> _Assigned task_: Copy out each line of the data that holds the string "this".

....

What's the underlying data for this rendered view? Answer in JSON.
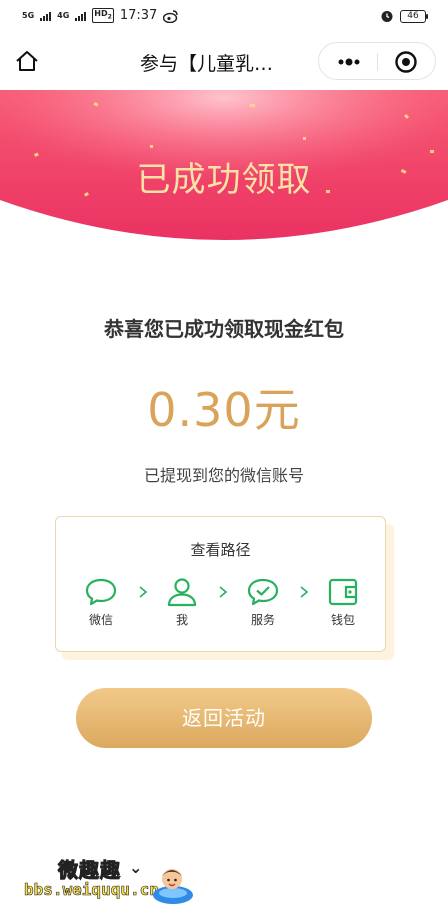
{
  "status_bar": {
    "net1": "5G",
    "net2": "4G",
    "hd": "HD",
    "hd_sub": "2",
    "time": "17:37",
    "battery": "46"
  },
  "nav": {
    "title": "参与【儿童乳…"
  },
  "banner": {
    "title": "已成功领取"
  },
  "result": {
    "headline": "恭喜您已成功领取现金红包",
    "amount": "0.30元",
    "subtext": "已提现到您的微信账号"
  },
  "path_card": {
    "title": "查看路径",
    "steps": [
      {
        "label": "微信",
        "icon": "chat-bubble-icon"
      },
      {
        "label": "我",
        "icon": "person-icon"
      },
      {
        "label": "服务",
        "icon": "check-bubble-icon"
      },
      {
        "label": "钱包",
        "icon": "wallet-icon"
      }
    ]
  },
  "return_button": {
    "label": "返回活动"
  },
  "watermark": {
    "brand": "微趣趣",
    "url": "bbs.weiququ.cn"
  },
  "colors": {
    "banner_red": "#f0456a",
    "gold_text": "#f8e2a6",
    "amount_gold": "#d9a45a",
    "icon_green": "#27b15e",
    "button_gold": "#e4b46c"
  }
}
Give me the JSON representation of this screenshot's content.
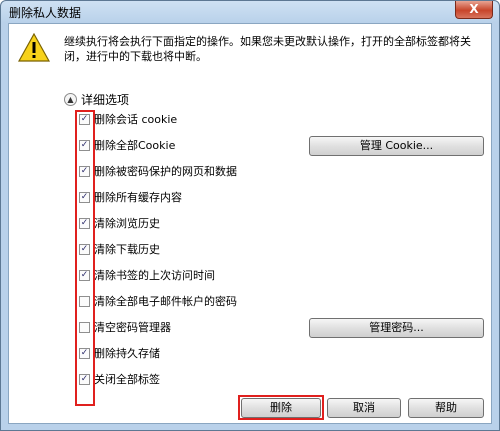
{
  "window": {
    "title": "删除私人数据",
    "close_label": "X"
  },
  "message": "继续执行将会执行下面指定的操作。如果您未更改默认操作，打开的全部标签都将关闭，进行中的下载也将中断。",
  "details": {
    "label": "详细选项"
  },
  "options": [
    {
      "label": "删除会话 cookie",
      "checked": true
    },
    {
      "label": "删除全部Cookie",
      "checked": true
    },
    {
      "label": "删除被密码保护的网页和数据",
      "checked": true
    },
    {
      "label": "删除所有缓存内容",
      "checked": true
    },
    {
      "label": "清除浏览历史",
      "checked": true
    },
    {
      "label": "清除下载历史",
      "checked": true
    },
    {
      "label": "清除书签的上次访问时间",
      "checked": true
    },
    {
      "label": "清除全部电子邮件帐户的密码",
      "checked": false
    },
    {
      "label": "清空密码管理器",
      "checked": false
    },
    {
      "label": "删除持久存储",
      "checked": true
    },
    {
      "label": "关闭全部标签",
      "checked": true
    }
  ],
  "buttons": {
    "manage_cookie": "管理 Cookie...",
    "manage_passwords": "管理密码...",
    "delete": "删除",
    "cancel": "取消",
    "help": "帮助"
  },
  "colors": {
    "highlight": "#e0201e",
    "title_bar": "#b9d1ea"
  }
}
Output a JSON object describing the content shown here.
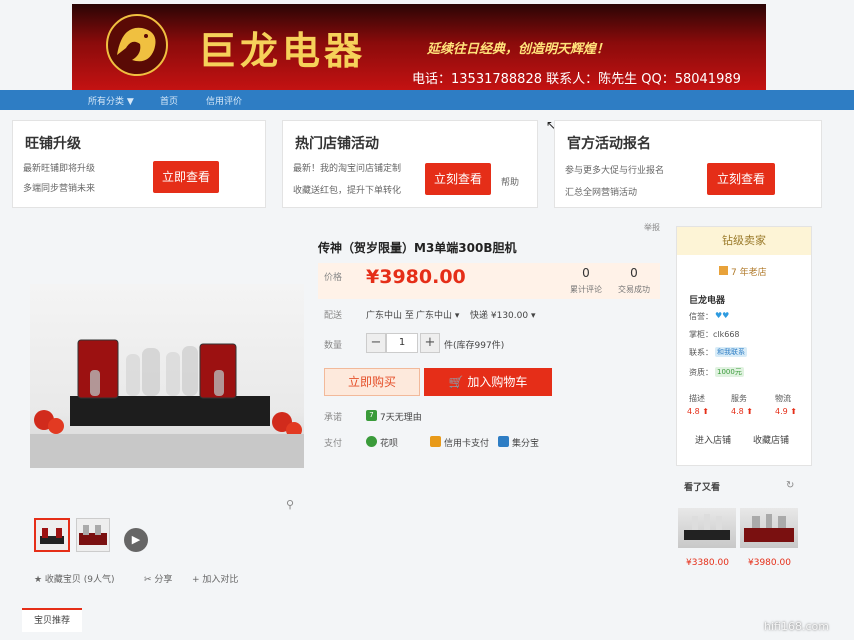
{
  "banner": {
    "shop_name": "巨龙电器",
    "slogan": "延续往日经典，创造明天辉煌！",
    "contact": "电话：13531788828  联系人：陈先生  QQ：58041989"
  },
  "nav": {
    "items": [
      "所有分类 ▼",
      "首页",
      "信用评价"
    ]
  },
  "promos": [
    {
      "title": "旺铺升级",
      "lines": [
        "最新旺铺即将升级",
        "多端同步营销未来"
      ],
      "button": "立即查看"
    },
    {
      "title": "热门店铺活动",
      "lines": [
        "最新！我的淘宝问店铺定制",
        "收藏送红包，提升下单转化"
      ],
      "button": "立刻查看",
      "extra": "帮助"
    },
    {
      "title": "官方活动报名",
      "lines": [
        "参与更多大促与行业报名",
        "汇总全网营销活动"
      ],
      "button": "立刻查看"
    }
  ],
  "product": {
    "report": "举报",
    "title": "传神（贺岁限量）M3单端300B胆机",
    "price_label": "价格",
    "price": "¥3980.00",
    "stats": [
      {
        "num": "0",
        "label": "累计评论"
      },
      {
        "num": "0",
        "label": "交易成功"
      }
    ],
    "shipping_label": "配送",
    "shipping_from": "广东中山 至",
    "shipping_to": "广东中山 ▾",
    "shipping_fee": "快递 ¥130.00 ▾",
    "qty_label": "数量",
    "qty_minus": "−",
    "qty_value": "1",
    "qty_plus": "+",
    "stock": "件(库存997件)",
    "buy_now": "立即购买",
    "add_to_cart": "加入购物车",
    "promise_label": "承诺",
    "promise_icon": "7",
    "promise": "7天无理由",
    "pay_label": "支付",
    "payments": [
      "花呗",
      "信用卡支付",
      "集分宝"
    ],
    "zoom_icon": "⚲",
    "play_icon": "▶",
    "actions": {
      "favorite": "★ 收藏宝贝 (9人气)",
      "share": "✂ 分享",
      "compare": "+ 加入对比"
    },
    "bottom_tab": "宝贝推荐"
  },
  "shop": {
    "header": "钻级卖家",
    "years": "7 年老店",
    "name": "巨龙电器",
    "credit_label": "信誉：",
    "credit_icons": "♥♥",
    "owner": "掌柜：clk668",
    "contact_label": "联系：",
    "contact_badge": "和我联系",
    "qual_label": "资质：",
    "qual_badge": "1000元",
    "ratings": [
      {
        "label": "描述",
        "score": "4.8 ⬆"
      },
      {
        "label": "服务",
        "score": "4.8 ⬆"
      },
      {
        "label": "物流",
        "score": "4.9 ⬆"
      }
    ],
    "enter_shop": "进入店铺",
    "favorite_shop": "收藏店铺"
  },
  "also_viewed": {
    "title": "看了又看",
    "refresh_icon": "↻",
    "prices": [
      "¥3380.00",
      "¥3980.00"
    ]
  },
  "watermark": "hifi168.com",
  "colors": {
    "accent": "#e52e18",
    "nav": "#2e7dc4",
    "banner": "#8a0b0b"
  }
}
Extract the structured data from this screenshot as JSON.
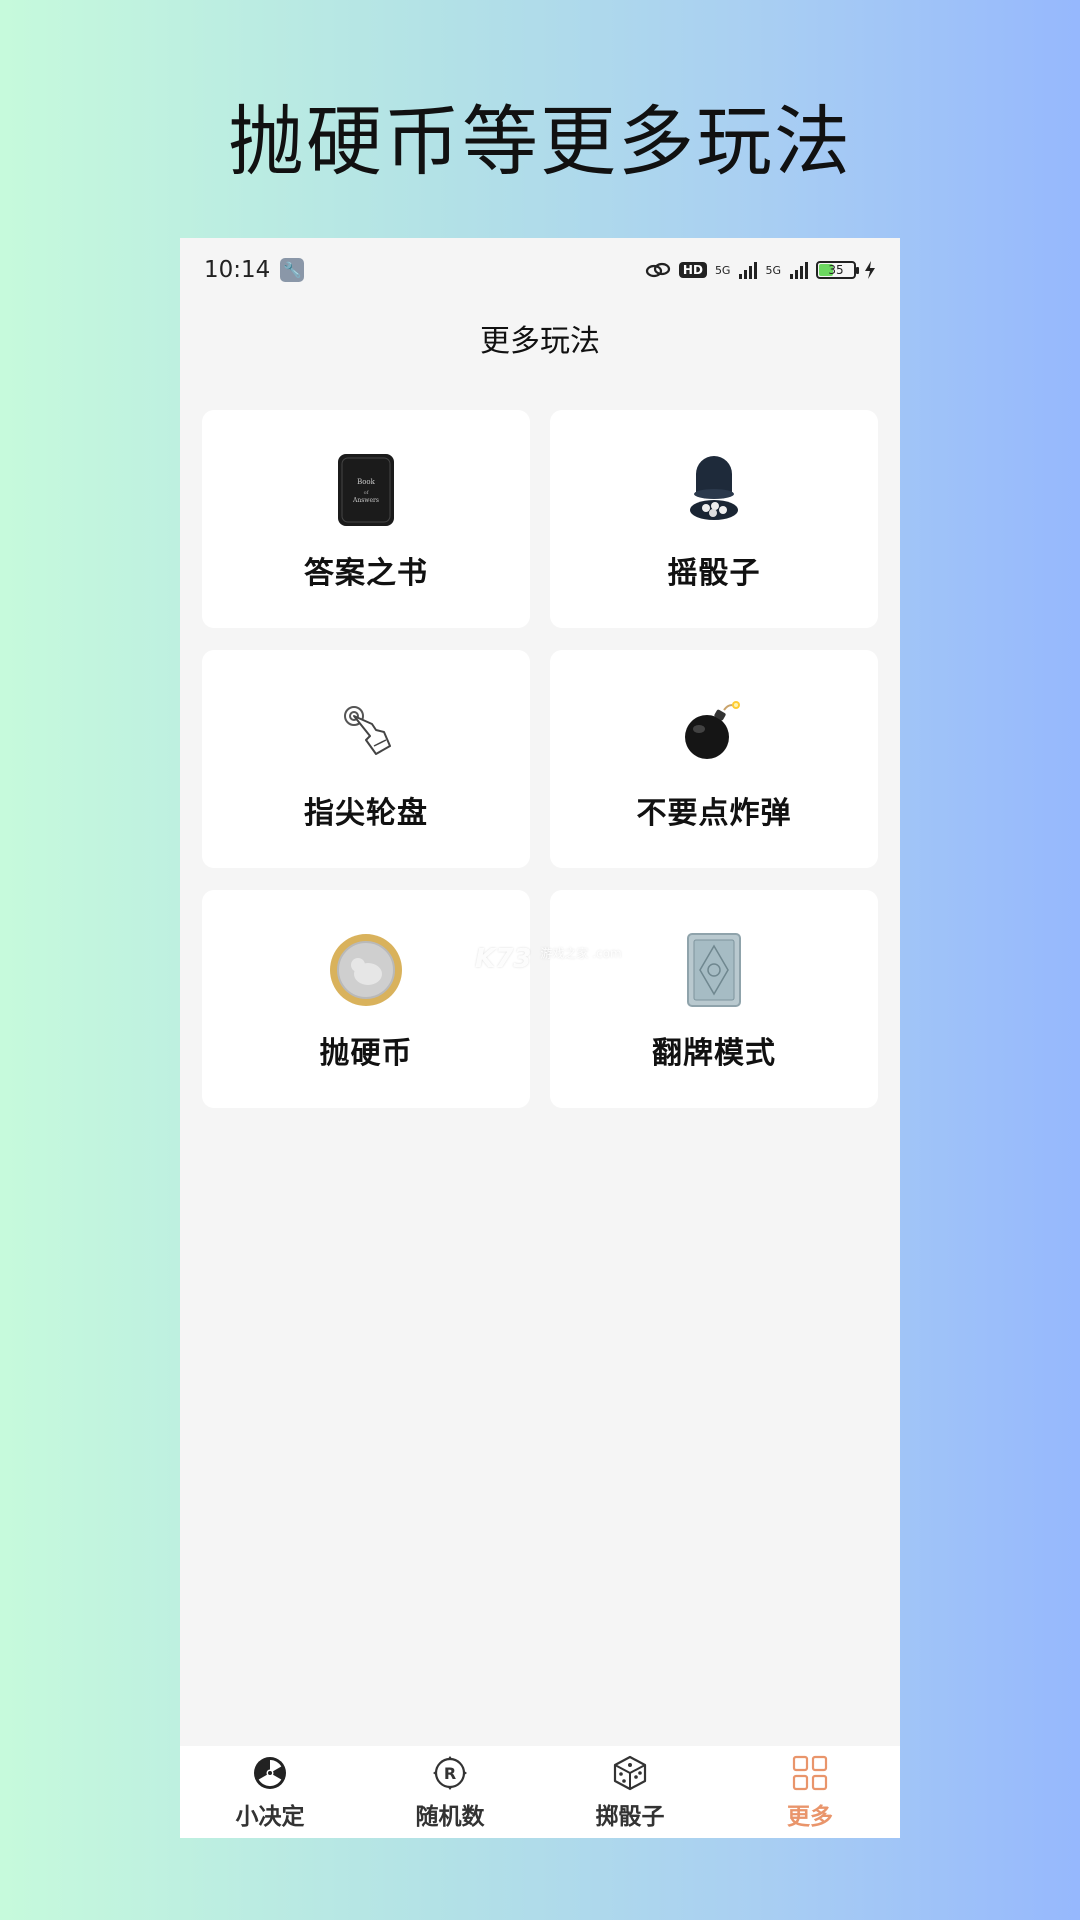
{
  "promo": {
    "title": "抛硬币等更多玩法"
  },
  "status_bar": {
    "time": "10:14",
    "hd_badge": "HD",
    "network_1": "5G",
    "network_2": "5G",
    "battery_level": "35",
    "icons": [
      "wrench-icon",
      "link-icon",
      "hd-icon",
      "signal-icon",
      "signal-icon",
      "battery-icon",
      "charging-icon"
    ]
  },
  "header": {
    "title": "更多玩法"
  },
  "cards": [
    {
      "label": "答案之书",
      "icon": "book-icon"
    },
    {
      "label": "摇骰子",
      "icon": "dice-cup-icon"
    },
    {
      "label": "指尖轮盘",
      "icon": "finger-tap-icon"
    },
    {
      "label": "不要点炸弹",
      "icon": "bomb-icon"
    },
    {
      "label": "抛硬币",
      "icon": "coin-icon"
    },
    {
      "label": "翻牌模式",
      "icon": "card-back-icon"
    }
  ],
  "watermark": {
    "text": "K73",
    "sub": "游戏之家 .com"
  },
  "tab_bar": {
    "tabs": [
      {
        "label": "小决定",
        "icon": "radiation-icon",
        "active": false
      },
      {
        "label": "随机数",
        "icon": "random-r-icon",
        "active": false
      },
      {
        "label": "掷骰子",
        "icon": "dice-icon",
        "active": false
      },
      {
        "label": "更多",
        "icon": "grid-icon",
        "active": true
      }
    ]
  },
  "colors": {
    "accent": "#e9956b",
    "page_background": "#f5f5f5",
    "card_background": "#ffffff"
  }
}
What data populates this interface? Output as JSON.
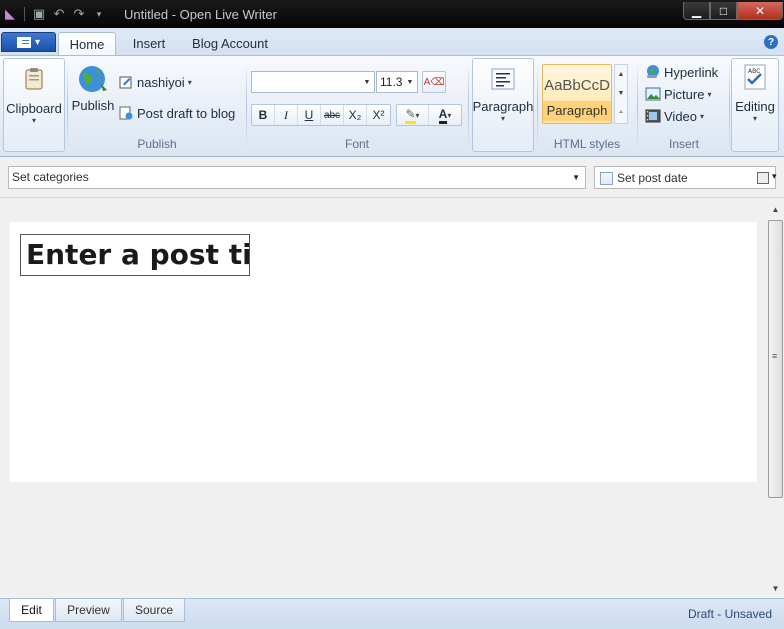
{
  "window": {
    "title": "Untitled - Open Live Writer",
    "minimize_glyph": "▁",
    "maximize_glyph": "□",
    "close_glyph": "✕"
  },
  "tabs": [
    {
      "label": "Home",
      "active": true
    },
    {
      "label": "Insert"
    },
    {
      "label": "Blog Account"
    }
  ],
  "help_glyph": "?",
  "ribbon": {
    "clipboard": {
      "label": "Clipboard"
    },
    "publish_group": {
      "label": "Publish",
      "publish_button": "Publish",
      "account_name": "nashiyoi",
      "post_draft": "Post draft to blog"
    },
    "font_group": {
      "label": "Font",
      "font_name": "",
      "font_size": "11.3",
      "buttons": [
        "B",
        "I",
        "U",
        "abc",
        "X₂",
        "X²"
      ]
    },
    "paragraph_group": {
      "label": "Paragraph"
    },
    "styles_group": {
      "label": "HTML styles",
      "sample": "AaBbCcD",
      "style_name": "Paragraph"
    },
    "insert_group": {
      "label": "Insert",
      "hyperlink": "Hyperlink",
      "picture": "Picture",
      "video": "Video"
    },
    "editing_group": {
      "label": "Editing"
    }
  },
  "category_bar": {
    "categories_placeholder": "Set categories",
    "post_date_label": "Set post date"
  },
  "editor": {
    "title_placeholder": "Enter a post title"
  },
  "view_tabs": [
    {
      "label": "Edit",
      "active": true
    },
    {
      "label": "Preview"
    },
    {
      "label": "Source"
    }
  ],
  "status_text": "Draft - Unsaved",
  "colors": {
    "accent": "#2d6fc5",
    "style_highlight": "#ffd27a"
  }
}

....

> _Exercise result_:
What's the underlying data for this rendered view? Answer in JSON.
Give me the JSON representation of this screenshot's content.
Extract the structured data from this screenshot as JSON.
What data populates this interface? Output as JSON.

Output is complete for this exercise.